“Tons of support,” Murray said when asked about any positive words he received from fans. “Tons of e-mails, Facebook messages, Twitter messages from people. It was awesome. Ninety to 95 percent of the fans are true (Georgia) fans who will stick with us through good times, bad times. They’re going to be there to support us, which is awesome.”

In spite of the whirlwind of off-field activity, the team has regained its sense of normalcy during the bye week, including a solid week of practices, which included a full contact day Wednesday. Along with returning to regular practices, the off-field headlines have re-emphasized an overall perspective for this Georgia team.

“There’s never a good time to hear about your father having a situation like that,” Georgia head coach Mark Richt said. “It does help you get everything else in perspective, whether it was the game itself or what happened after the game to his home. When you hear the type of news he heard about his father in some ways, it helped him realize that, hey, football is important, and it is important to him and to us, but it pales in comparison to the health of your father.

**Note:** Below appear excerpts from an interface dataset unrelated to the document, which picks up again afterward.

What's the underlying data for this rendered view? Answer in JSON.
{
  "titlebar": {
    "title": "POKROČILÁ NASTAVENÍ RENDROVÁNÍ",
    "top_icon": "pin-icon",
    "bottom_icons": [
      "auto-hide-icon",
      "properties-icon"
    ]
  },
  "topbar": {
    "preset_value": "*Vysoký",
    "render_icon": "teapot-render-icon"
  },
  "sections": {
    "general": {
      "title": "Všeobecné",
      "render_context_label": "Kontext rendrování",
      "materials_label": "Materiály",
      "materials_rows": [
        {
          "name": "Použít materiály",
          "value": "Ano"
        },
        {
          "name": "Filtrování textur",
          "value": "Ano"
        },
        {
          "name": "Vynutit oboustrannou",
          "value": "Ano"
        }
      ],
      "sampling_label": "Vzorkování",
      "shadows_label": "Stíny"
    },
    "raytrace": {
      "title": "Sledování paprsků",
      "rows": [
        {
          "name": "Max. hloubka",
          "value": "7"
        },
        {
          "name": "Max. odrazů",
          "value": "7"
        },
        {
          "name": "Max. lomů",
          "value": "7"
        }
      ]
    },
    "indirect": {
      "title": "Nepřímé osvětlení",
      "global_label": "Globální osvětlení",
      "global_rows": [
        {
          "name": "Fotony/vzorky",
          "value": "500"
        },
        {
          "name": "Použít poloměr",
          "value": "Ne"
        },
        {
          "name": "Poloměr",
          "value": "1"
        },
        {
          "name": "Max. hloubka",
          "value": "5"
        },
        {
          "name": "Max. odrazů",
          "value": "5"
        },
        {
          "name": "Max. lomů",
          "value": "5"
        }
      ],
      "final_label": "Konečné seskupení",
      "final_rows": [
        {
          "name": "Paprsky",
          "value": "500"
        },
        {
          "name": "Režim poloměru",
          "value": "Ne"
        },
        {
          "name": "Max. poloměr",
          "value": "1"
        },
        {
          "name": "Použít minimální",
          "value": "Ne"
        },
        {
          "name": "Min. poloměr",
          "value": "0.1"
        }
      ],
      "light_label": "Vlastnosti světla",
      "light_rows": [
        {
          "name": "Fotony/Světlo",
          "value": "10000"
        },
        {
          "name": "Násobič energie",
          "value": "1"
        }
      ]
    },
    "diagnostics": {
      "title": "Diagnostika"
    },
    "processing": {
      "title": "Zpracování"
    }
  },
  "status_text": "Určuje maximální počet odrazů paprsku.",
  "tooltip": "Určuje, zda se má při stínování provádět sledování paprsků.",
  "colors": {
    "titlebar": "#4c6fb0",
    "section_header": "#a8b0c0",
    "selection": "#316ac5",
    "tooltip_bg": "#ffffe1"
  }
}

If you’re going to hear some news like that, it probably, in some ways, helps him get over what happened in the South Carolina game and move on, be thankful.”

Murray agreed.

“It does put everything in perspective about what’s most important in your life,” Murray said, “who’s most important in your life and putting those things first.”

The Telegraph is pleased to provide this opportunity to share information, experiences and observations about what's in the news. Some of the comments may be reprinted elsewhere in the site or in the newspaper. We encourage lively, open debate on the issues of the day, and ask that you refrain from profanity, hate speech, personal comments and remarks that are off point. Thank you for taking the time to offer your thoughts.

Commenting FAQs | Terms of Service